═════ Source records ═════

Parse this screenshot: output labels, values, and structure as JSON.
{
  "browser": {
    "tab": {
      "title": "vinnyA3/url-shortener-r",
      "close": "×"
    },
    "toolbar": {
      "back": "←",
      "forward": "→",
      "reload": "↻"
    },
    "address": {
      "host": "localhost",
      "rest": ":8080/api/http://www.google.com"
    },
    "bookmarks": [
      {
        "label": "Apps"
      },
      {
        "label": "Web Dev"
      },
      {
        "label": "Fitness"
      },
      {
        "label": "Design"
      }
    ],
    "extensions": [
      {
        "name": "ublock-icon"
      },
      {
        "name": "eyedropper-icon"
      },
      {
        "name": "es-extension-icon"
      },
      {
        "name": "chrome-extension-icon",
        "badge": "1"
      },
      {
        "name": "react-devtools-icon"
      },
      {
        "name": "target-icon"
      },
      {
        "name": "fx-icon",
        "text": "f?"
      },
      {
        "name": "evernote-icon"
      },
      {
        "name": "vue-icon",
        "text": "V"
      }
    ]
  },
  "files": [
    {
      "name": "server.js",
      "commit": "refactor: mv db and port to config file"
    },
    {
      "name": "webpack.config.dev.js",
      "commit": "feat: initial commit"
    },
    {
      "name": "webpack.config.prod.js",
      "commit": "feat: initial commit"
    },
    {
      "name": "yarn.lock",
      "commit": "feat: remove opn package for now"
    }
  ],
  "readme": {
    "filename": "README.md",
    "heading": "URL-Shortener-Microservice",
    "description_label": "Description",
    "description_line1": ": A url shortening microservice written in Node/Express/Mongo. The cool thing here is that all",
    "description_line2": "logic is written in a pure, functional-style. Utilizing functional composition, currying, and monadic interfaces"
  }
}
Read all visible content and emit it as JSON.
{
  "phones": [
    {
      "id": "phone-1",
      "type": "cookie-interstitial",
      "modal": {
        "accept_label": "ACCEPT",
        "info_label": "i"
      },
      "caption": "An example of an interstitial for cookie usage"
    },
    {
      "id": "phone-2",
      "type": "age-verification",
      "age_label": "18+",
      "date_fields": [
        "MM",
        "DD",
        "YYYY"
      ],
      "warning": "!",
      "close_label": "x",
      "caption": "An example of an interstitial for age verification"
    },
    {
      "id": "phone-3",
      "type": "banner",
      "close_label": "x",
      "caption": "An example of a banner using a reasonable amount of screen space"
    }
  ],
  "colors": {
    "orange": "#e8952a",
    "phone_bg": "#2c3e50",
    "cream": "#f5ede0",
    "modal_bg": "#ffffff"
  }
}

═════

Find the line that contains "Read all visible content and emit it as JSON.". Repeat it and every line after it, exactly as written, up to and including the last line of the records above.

Read all visible content and emit it as JSON.
{
  "phones": [
    {
      "id": "phone-1",
      "type": "cookie-interstitial",
      "modal": {
        "accept_label": "ACCEPT",
        "info_label": "i"
      },
      "caption": "An example of an interstitial for cookie usage"
    },
    {
      "id": "phone-2",
      "type": "age-verification",
      "age_label": "18+",
      "date_fields": [
        "MM",
        "DD",
        "YYYY"
      ],
      "warning": "!",
      "close_label": "x",
      "caption": "An example of an interstitial for age verification"
    },
    {
      "id": "phone-3",
      "type": "banner",
      "close_label": "x",
      "caption": "An example of a banner using a reasonable amount of screen space"
    }
  ],
  "colors": {
    "orange": "#e8952a",
    "phone_bg": "#2c3e50",
    "cream": "#f5ede0",
    "modal_bg": "#ffffff"
  }
}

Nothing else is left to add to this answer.